═════ EXERCISE DATA
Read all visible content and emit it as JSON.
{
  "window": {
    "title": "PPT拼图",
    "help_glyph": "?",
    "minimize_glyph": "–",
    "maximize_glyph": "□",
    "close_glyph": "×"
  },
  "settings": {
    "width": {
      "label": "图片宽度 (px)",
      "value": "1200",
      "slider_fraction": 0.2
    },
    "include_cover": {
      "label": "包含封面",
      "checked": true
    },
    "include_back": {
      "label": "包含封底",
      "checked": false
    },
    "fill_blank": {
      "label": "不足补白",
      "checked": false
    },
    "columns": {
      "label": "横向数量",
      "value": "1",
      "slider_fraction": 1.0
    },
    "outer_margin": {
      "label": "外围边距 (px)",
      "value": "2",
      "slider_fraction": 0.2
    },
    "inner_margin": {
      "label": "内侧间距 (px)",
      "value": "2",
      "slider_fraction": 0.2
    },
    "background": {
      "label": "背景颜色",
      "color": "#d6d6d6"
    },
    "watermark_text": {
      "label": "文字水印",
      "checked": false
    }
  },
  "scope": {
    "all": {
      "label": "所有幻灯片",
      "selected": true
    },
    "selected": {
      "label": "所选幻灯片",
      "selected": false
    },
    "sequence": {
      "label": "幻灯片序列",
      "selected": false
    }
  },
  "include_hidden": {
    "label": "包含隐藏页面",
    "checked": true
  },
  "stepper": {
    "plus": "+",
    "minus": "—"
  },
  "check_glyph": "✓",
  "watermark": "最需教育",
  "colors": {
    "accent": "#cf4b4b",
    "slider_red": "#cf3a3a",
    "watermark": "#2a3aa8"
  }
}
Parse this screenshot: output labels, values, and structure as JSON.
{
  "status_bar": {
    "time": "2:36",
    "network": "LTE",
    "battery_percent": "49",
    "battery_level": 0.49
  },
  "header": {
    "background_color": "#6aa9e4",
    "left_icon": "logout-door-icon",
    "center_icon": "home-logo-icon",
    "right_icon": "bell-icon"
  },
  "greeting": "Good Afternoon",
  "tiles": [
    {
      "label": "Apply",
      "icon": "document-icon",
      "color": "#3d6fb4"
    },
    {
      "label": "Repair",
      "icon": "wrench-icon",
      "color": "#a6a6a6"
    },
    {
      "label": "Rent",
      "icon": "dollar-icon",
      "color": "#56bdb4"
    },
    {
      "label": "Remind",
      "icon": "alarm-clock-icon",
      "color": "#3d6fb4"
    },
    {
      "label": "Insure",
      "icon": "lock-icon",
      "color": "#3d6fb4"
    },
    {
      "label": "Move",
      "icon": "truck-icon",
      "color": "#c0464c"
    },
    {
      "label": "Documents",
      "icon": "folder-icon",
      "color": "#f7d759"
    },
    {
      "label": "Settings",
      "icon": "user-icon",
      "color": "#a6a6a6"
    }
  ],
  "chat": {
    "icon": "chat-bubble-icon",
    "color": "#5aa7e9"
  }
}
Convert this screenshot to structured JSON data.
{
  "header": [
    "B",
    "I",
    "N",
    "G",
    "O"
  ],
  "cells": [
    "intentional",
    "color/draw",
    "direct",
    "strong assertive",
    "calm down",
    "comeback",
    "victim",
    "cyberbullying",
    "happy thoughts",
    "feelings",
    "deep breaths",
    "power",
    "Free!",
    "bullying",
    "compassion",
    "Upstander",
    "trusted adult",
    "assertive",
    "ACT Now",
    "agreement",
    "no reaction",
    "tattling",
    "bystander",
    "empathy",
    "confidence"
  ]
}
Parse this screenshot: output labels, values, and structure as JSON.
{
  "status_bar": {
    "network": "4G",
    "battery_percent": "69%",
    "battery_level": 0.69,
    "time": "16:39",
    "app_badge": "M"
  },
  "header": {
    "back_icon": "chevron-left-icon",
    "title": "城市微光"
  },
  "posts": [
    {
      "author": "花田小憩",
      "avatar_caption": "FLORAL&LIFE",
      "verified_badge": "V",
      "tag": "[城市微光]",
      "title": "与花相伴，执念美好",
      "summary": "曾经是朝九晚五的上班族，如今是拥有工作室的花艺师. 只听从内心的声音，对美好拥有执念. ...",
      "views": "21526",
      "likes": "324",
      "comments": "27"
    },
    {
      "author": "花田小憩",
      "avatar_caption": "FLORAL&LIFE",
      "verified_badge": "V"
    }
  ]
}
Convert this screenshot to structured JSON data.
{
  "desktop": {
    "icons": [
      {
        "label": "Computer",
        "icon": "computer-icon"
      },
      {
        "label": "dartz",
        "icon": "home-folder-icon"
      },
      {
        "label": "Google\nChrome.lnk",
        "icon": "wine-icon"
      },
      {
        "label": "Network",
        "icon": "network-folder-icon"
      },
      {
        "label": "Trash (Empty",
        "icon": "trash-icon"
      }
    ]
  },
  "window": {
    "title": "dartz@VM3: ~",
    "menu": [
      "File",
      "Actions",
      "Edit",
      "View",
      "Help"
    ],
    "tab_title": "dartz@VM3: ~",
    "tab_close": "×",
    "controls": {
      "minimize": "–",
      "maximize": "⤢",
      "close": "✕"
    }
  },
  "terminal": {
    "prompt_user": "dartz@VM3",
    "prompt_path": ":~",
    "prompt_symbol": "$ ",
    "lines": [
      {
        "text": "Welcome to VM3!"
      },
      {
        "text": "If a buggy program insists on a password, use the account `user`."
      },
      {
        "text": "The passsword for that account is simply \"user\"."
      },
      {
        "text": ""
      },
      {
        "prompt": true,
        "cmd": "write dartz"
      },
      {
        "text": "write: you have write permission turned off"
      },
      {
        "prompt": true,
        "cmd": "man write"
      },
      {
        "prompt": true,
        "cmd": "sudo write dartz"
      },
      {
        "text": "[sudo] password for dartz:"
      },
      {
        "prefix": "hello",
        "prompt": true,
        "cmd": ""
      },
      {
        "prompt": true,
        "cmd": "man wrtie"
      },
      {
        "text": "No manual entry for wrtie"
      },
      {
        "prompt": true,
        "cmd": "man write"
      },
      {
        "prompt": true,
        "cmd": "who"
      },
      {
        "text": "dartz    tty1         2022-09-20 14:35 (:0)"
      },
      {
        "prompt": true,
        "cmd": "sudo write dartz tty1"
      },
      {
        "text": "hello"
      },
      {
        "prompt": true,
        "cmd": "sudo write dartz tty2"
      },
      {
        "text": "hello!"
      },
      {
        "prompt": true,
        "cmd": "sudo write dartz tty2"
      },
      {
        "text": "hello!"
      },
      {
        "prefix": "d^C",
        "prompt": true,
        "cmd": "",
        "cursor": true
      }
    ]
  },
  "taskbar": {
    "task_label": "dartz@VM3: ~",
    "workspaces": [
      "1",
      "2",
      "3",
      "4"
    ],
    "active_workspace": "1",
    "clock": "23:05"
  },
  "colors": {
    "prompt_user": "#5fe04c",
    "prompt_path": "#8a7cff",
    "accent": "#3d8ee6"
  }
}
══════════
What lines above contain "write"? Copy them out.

        "cmd": "write dartz"
        "text": "write: you have write permission turned off"
        "cmd": "man write"
        "cmd": "sudo write dartz"
        "cmd": "man write"
        "cmd": "sudo write dartz tty1"
        "cmd": "sudo write dartz tty2"
        "cmd": "sudo write dartz tty2"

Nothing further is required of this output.